Anonymous said...

Where in the sentencing phase of a trial does it say after you serve the time for this conviction you will never be able to join society again, you will never have the right of self defense again, you will never be permitted to protect your family again, you are no longer considered a human with any rights? The law specifies what the penalty is for violating a given law. You pay that penalty once not every day of your life after the sentence ends. The penalty is intended to correct your behavior. If you cant correct your behavior you get sentenced again. No one under our constitution is guaranteed success. it only guarantees the right to try to be successful. if you can not rejoin society after serving your sentence where is the right to try? If you are not behind bars you suffer the same threats as any one else, Your family is in just as much danger as any one else. when the court ordered sentence is served that is the end of the punishment. why is punishment allowed to continue after you have met the requirements of the law? If you are not fit to rejoin society then hang you and get you out of society. once the sentence is over, start over.

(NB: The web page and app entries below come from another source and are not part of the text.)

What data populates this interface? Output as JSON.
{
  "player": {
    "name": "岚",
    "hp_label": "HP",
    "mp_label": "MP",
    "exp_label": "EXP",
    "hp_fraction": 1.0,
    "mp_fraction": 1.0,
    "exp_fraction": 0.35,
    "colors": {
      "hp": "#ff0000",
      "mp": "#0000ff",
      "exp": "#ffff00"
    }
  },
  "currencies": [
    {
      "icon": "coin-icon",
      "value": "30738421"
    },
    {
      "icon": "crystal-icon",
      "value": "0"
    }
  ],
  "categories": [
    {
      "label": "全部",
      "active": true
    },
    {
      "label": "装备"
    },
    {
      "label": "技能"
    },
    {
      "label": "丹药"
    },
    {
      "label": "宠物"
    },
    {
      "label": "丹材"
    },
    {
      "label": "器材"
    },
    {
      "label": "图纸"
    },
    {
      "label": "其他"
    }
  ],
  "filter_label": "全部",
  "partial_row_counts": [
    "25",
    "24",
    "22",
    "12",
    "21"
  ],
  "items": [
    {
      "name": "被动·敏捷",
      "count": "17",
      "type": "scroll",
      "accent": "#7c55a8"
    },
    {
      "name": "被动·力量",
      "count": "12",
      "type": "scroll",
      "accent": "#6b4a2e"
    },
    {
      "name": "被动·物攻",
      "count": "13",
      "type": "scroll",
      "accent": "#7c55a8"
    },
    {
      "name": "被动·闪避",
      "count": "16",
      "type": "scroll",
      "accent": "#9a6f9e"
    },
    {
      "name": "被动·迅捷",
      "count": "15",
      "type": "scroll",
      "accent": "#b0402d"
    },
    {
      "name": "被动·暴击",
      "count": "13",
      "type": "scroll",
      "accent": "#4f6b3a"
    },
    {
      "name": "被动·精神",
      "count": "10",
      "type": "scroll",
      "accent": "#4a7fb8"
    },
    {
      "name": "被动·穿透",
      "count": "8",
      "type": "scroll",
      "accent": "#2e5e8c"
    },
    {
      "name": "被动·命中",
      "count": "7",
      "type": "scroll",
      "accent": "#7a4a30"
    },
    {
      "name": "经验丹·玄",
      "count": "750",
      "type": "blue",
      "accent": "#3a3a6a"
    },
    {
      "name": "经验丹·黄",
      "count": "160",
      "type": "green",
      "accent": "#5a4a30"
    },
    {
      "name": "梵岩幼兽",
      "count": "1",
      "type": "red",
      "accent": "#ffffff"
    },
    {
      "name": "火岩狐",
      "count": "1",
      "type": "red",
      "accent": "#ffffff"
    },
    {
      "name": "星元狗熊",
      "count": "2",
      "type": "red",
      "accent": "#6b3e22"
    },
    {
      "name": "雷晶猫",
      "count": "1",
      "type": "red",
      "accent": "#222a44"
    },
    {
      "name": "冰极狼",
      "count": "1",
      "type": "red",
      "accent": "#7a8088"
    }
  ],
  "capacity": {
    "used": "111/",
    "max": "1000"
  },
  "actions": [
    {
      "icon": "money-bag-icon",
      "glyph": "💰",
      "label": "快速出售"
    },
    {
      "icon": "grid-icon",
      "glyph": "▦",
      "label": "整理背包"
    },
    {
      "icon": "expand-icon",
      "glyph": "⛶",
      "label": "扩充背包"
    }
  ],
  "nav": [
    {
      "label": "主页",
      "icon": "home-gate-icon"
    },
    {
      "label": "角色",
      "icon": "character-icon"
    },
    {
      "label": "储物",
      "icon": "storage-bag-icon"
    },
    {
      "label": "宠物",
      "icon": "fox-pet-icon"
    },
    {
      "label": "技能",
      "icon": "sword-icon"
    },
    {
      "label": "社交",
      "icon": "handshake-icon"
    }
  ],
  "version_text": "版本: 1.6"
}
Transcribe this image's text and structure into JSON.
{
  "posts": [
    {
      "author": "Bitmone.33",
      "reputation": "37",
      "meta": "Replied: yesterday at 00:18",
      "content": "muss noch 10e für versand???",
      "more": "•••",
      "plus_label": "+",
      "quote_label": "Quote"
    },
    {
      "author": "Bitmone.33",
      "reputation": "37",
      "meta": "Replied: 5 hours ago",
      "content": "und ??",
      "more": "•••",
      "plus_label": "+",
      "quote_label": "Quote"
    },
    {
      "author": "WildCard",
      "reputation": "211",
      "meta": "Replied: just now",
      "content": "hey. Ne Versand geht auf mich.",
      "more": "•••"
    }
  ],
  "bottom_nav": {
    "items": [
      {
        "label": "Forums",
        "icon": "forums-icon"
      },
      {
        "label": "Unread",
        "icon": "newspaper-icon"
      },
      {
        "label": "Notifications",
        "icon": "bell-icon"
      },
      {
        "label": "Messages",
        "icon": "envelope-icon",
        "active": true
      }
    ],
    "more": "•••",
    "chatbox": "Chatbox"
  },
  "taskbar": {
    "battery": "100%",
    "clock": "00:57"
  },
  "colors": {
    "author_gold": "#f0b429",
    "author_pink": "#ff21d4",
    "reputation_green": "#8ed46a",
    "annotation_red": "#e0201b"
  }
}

You cant start over with a severe handicap. You paid your debt. Say you buy a car how many times do you have to pay for that car. when it is paid for it is paid for. Period. If you are not rehabilitated that is the fault of the system. What is different about a person standing on one side of the street and a person standing on the other side of the street when a drive by shooter is shooting at both sides of the street. If prisons worked there would be no repeat offenders. When you complete your sentence it is behind you not in front of you for the rest of your life.